## [WORK REQUIRED]
When the word "meta" shows up in a line of the records below, copy that line.

Start of DATA SUPPLIED

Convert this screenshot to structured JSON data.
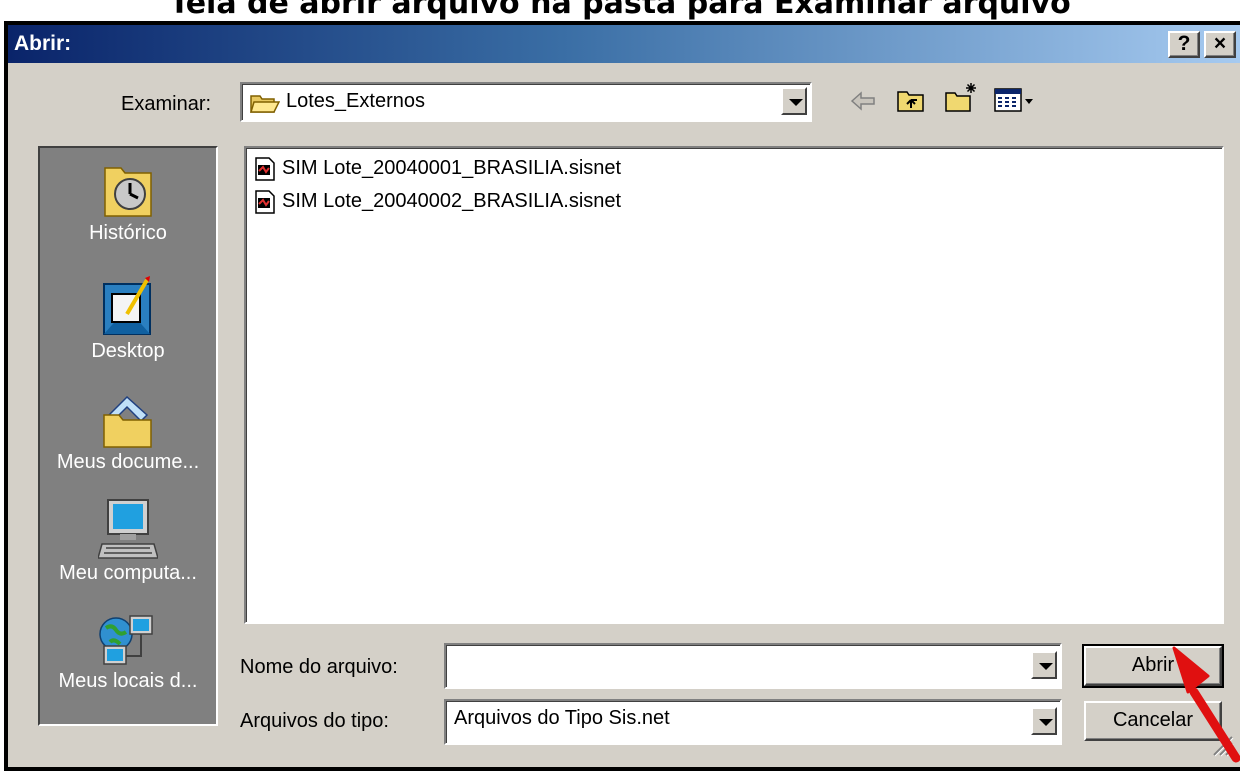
{
  "caption": "Tela de abrir arquivo na pasta para Examinar arquivo",
  "dialog": {
    "title": "Abrir:",
    "help_label": "?",
    "close_label": "×"
  },
  "toolbar": {
    "look_in_label": "Examinar:",
    "look_in_value": "Lotes_Externos",
    "icons": [
      "back-arrow-icon",
      "up-one-level-icon",
      "new-folder-icon",
      "view-menu-icon"
    ]
  },
  "places": [
    {
      "label": "Histórico",
      "icon": "history-icon"
    },
    {
      "label": "Desktop",
      "icon": "desktop-icon"
    },
    {
      "label": "Meus docume...",
      "icon": "my-documents-icon"
    },
    {
      "label": "Meu computa...",
      "icon": "my-computer-icon"
    },
    {
      "label": "Meus locais d...",
      "icon": "network-places-icon"
    }
  ],
  "files": [
    {
      "name": "SIM Lote_20040001_BRASILIA.sisnet"
    },
    {
      "name": "SIM Lote_20040002_BRASILIA.sisnet"
    }
  ],
  "filename": {
    "label": "Nome do arquivo:",
    "value": ""
  },
  "filetype": {
    "label": "Arquivos do tipo:",
    "value": "Arquivos do Tipo Sis.net"
  },
  "buttons": {
    "open": "Abrir",
    "cancel": "Cancelar"
  },
  "colors": {
    "titlebar_start": "#0a246a",
    "titlebar_end": "#a6caf0",
    "face": "#d4d0c8",
    "annotation_arrow": "#e01010"
  }
}
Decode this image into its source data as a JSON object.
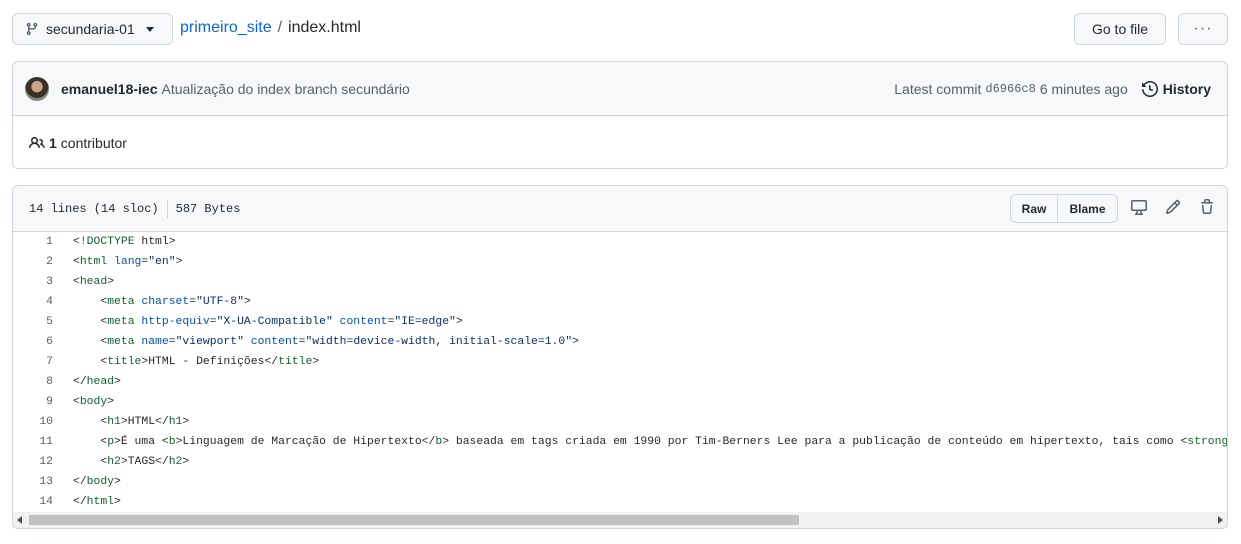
{
  "nav": {
    "branch": "secundaria-01",
    "repo": "primeiro_site",
    "separator": "/",
    "file": "index.html",
    "go_to_file": "Go to file",
    "more": "···"
  },
  "commit": {
    "author": "emanuel18-iec",
    "message": "Atualização do index branch secundário",
    "latest_label": "Latest commit",
    "sha": "d6966c8",
    "time": "6 minutes ago",
    "history_label": "History"
  },
  "contributors": {
    "count": "1",
    "label": "contributor"
  },
  "file": {
    "lines": "14 lines (14 sloc)",
    "size": "587 Bytes",
    "raw_label": "Raw",
    "blame_label": "Blame",
    "icons": [
      "desktop-icon",
      "pencil-icon",
      "trash-icon"
    ]
  },
  "code": [
    {
      "n": "1",
      "indent": "",
      "text": "<!DOCTYPE html>"
    },
    {
      "n": "2",
      "indent": "",
      "text": "<html lang=\"en\">"
    },
    {
      "n": "3",
      "indent": "",
      "text": "<head>"
    },
    {
      "n": "4",
      "indent": "    ",
      "text": "<meta charset=\"UTF-8\">"
    },
    {
      "n": "5",
      "indent": "    ",
      "text": "<meta http-equiv=\"X-UA-Compatible\" content=\"IE=edge\">"
    },
    {
      "n": "6",
      "indent": "    ",
      "text": "<meta name=\"viewport\" content=\"width=device-width, initial-scale=1.0\">"
    },
    {
      "n": "7",
      "indent": "    ",
      "text": "<title>HTML - Definições</title>"
    },
    {
      "n": "8",
      "indent": "",
      "text": "</head>"
    },
    {
      "n": "9",
      "indent": "",
      "text": "<body>"
    },
    {
      "n": "10",
      "indent": "    ",
      "text": "<h1>HTML</h1>"
    },
    {
      "n": "11",
      "indent": "    ",
      "text": "<p>É uma <b>Linguagem de Marcação de Hipertexto</b> baseada em tags criada em 1990 por Tim-Berners Lee para a publicação de conteúdo em hipertexto, tais como <strong>texto"
    },
    {
      "n": "12",
      "indent": "    ",
      "text": "<h2>TAGS</h2>"
    },
    {
      "n": "13",
      "indent": "",
      "text": "</body>"
    },
    {
      "n": "14",
      "indent": "",
      "text": "</html>"
    }
  ],
  "colors": {
    "link": "#0969da",
    "tag": "#116329",
    "attr": "#0550ae",
    "string": "#0a3069",
    "border": "#d0d7de",
    "header_bg": "#f6f8fa"
  }
}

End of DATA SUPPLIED

## [RESPONSE BOX]
      "text": "<meta charset=\"UTF-8\">"
      "text": "<meta http-equiv=\"X-UA-Compatible\" content=\"IE=edge\">"
      "text": "<meta name=\"viewport\" content=\"width=device-width, initial-scale=1.0\">"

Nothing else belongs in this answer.